■ **Exercise aim**
Every line in the material below that includes "down" should be copied.

■ **Exercise inputs**
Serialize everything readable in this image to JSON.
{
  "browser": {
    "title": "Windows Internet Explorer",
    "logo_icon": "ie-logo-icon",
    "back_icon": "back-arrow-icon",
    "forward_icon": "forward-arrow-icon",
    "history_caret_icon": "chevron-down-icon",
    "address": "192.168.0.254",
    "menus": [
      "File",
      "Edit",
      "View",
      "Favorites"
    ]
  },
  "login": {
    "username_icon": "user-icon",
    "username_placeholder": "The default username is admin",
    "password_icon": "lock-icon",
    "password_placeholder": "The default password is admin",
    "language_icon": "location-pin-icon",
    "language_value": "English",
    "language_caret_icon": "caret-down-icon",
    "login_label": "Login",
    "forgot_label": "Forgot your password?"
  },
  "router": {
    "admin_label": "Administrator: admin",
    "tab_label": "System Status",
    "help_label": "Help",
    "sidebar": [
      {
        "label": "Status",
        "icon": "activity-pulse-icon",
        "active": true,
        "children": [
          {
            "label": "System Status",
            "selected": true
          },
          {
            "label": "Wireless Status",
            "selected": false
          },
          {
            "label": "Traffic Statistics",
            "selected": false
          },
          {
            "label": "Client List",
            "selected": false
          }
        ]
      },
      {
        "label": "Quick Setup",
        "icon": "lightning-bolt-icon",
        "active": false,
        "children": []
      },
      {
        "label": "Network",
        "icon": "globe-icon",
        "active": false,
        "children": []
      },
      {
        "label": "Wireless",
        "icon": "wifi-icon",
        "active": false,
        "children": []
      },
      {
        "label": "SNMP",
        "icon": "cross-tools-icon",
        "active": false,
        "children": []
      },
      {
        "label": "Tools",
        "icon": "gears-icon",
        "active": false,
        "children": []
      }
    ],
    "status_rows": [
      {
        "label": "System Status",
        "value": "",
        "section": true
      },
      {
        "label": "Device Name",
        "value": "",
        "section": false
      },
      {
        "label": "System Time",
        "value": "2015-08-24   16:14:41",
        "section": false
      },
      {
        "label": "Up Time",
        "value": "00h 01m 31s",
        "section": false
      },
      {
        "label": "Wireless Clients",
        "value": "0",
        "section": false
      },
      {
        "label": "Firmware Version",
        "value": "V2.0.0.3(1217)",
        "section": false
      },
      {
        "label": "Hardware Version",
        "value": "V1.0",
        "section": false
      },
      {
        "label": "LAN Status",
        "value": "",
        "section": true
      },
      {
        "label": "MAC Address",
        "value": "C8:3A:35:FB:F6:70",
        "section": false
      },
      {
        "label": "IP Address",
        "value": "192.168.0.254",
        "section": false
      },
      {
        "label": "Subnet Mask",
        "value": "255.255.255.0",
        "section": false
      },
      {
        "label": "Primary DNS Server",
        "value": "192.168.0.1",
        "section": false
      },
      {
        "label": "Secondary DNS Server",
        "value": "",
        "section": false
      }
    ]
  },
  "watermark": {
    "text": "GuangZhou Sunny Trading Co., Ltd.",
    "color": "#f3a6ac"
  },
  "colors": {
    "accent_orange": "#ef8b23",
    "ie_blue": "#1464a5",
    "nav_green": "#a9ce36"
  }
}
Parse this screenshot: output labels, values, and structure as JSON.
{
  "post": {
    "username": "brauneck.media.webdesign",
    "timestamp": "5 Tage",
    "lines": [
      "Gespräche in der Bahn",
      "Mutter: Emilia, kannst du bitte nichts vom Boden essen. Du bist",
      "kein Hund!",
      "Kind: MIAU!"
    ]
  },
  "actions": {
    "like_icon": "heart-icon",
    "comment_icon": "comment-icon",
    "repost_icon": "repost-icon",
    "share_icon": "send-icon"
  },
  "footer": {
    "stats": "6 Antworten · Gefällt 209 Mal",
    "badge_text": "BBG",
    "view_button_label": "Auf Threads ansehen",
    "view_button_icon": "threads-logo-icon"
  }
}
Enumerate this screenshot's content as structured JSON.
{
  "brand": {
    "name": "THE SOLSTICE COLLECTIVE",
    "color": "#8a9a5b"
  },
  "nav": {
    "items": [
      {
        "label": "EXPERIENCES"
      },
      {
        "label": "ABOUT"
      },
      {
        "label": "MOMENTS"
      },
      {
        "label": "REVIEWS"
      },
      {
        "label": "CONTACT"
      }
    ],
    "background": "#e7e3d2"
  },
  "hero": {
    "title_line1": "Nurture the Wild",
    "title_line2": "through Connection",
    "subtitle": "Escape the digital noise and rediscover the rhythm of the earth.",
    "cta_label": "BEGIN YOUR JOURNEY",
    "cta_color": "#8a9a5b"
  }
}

■ **Task result**
    "history_caret_icon": "chevron-down-icon",
    "language_caret_icon": "caret-down-icon",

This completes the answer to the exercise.